3) Loss To The Client Proximately Caused By That Neglect Of Duty

Lastly, assuming you employed a lawyer that neglected a reasonable duty owed to you, then you need to show that the neglect of that duty caused you harm.  And, typically, that harm must be in the form of a quantifiable loss that you can attribute to the lawyer’s error or omission.  So, for example, if your lawyer made an error in the handling of your case, but you had a terrible case, then you may not have a viable claim for damages.  Conversely, if you had a great case that your lawyer lost due to some error or omission, then you may have a viable claim for legal malpractice.

Hire A Legal Malpractice Lawyer

The lawyers at Henderson Law are experienced in handling legal malpractice claims and are available today to discuss your potential case.  If you or a loved one has been injured by the negligence of an attorney, then you should call an experienced, legal malpractice lawyer today.  Henderson Law is actively seeking new cases in Maryland and the District of Columbia.

Reference Cases For Legal Malpractice

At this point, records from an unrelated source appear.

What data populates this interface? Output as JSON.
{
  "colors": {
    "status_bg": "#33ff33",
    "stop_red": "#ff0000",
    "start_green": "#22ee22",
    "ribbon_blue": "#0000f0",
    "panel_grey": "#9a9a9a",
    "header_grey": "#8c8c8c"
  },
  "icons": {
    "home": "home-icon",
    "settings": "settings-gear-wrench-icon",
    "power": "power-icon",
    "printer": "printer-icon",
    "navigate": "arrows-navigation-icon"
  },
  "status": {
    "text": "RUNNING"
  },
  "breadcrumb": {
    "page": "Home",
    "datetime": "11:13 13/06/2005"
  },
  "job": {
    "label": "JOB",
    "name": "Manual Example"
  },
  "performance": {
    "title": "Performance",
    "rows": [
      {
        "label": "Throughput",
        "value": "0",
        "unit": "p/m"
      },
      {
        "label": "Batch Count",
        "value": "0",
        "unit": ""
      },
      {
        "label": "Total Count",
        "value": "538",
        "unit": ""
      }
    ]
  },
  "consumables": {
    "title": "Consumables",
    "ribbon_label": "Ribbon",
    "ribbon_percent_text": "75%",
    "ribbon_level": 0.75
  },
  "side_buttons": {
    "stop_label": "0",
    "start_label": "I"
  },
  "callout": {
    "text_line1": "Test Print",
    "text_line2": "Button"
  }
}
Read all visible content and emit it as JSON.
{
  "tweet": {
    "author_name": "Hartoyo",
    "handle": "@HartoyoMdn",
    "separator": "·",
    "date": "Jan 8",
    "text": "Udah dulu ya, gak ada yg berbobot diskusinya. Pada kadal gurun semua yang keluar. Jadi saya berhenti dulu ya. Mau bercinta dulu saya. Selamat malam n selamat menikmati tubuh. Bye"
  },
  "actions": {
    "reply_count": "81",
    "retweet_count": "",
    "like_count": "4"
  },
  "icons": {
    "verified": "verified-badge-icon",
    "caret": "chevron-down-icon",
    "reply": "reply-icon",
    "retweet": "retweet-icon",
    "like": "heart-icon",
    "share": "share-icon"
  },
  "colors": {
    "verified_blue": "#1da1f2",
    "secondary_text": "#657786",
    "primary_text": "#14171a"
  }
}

See Comment A.1 to MPJI-Cv 27:7, citing  Flaherty v. Weinberg, 303 Md. 116, 492 A.2d 618 (1985) (citing Kendall v. Rogers, 181 Md. 606, 31 A.2d 312 (1943)); Ferguson v. Cramer, 349 Md. 760, 709 A.2d 1279 (1988); Thomas v. Bethea, 351 Md. 513, 718 A.2d 1187 (1998); Conwell Law v. Tung, 221 Md. App. 481, 109 A.3d 1127 (2015); see also Pickett, Houlon & Berman v. Haislip, 73 Md. App. 89, 533 A.2d 287 (1987), cert. denied, 311 Md. 719, 537 A.2d 273 (1988); Hooper v. Gill, 79 Md. App. 437, 557 A.2d 1349, cert. denied, 317 Md. 510, 564 A.2d 1182 (1989), cert. denied, 496 U.S. 906, 110 S. Ct. 2588 (1990); Franch v. Ankney, 341 Md. 350, 670 A.2d 951 (1996).